On Apr 25, court had ordered packaging changes to copies of Swiss co’s cancer drug
Mumbai: A division bench of the Delhi High Court has reverted the status of the case where Swiss biotech giant Roche had sued Biocon and Mylan over copies of blockbuster breast cancer drug Trastuzumab sold in India. The case is to be heard on May 10. On April 25, the Delhi High Court sided with Roche and ordered certain labelling and packaging changes to the products of Biocon and Mylan while questioning the regulatory approval process for the drug. However, with the latest decision of the bench, the status will be back as it existed before the release of the April 25 order, experts noted.
According to legal sources, the division bench extensively quizzed both the opposing sides.
Sources said the counsel for Mylan strongly argued that the April 25 order of the single-judge bench had introduced issues like data exclusivity (clinical test data submitted to the regulatory agency for approval of the product), which was not part of the present legal provisions in India.
As part of the April 25 order, the single- judge bench had held that “unless the government of India frames policy to declare as to whether after expiry of patent, the data in public domain can be used as pathways or not, the regulatory authority can neither disclose nor rely upon the first applicant’s data at the time of granting marketing approval to the subsequent applicants. It is for the government to decide that such protection for certain fixed period to the innovator should be granted or not”.
That apart, legal representatives for Biocon and Mylan backed the approval processes followed by the Indian regulatory authority, noting that generics and biosimilars are approved across the world by following an abbreviated pathway.
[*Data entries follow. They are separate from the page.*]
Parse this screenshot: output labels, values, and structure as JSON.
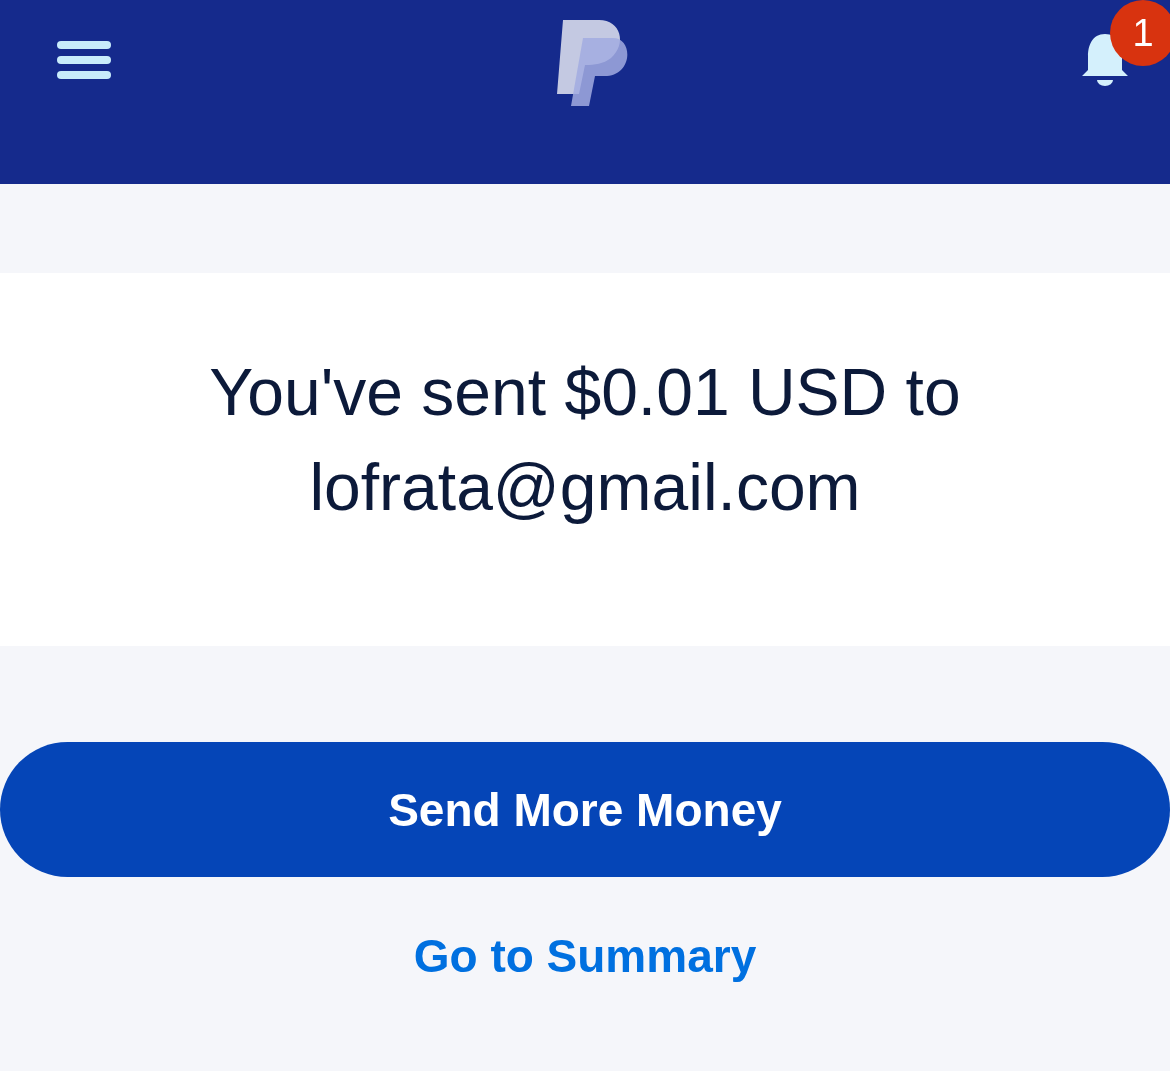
{
  "header": {
    "notification_badge": "1"
  },
  "confirmation": {
    "message": "You've sent $0.01 USD to lofrata@gmail.com"
  },
  "primary_button": {
    "label": "Send More Money"
  },
  "secondary_link": {
    "label": "Go to Summary"
  }
}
In a note to ET, Roche maintained: “Despite today's developments, the situation for patients and physicians remains unchanged as there is still no evidence that these products have met the requirements of the biosimilar framework or any other regulatory pathway in India”.
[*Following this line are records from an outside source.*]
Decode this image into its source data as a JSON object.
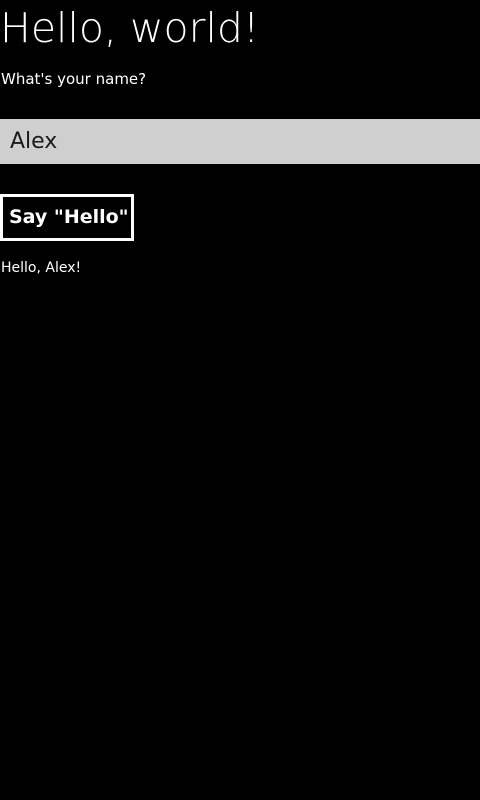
{
  "page": {
    "title": "Hello, world!",
    "prompt": "What's your name?"
  },
  "form": {
    "name_value": "Alex",
    "button_label": "Say \"Hello\""
  },
  "output": {
    "greeting": "Hello, Alex!"
  },
  "colors": {
    "background": "#000000",
    "text": "#ffffff",
    "input_background": "#cfcfcf",
    "input_text": "#1a1a1a",
    "button_border": "#ffffff"
  }
}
Counsel for Mylan argued April 25 order introduced data exclusivity, which was not part of present legal provisions in India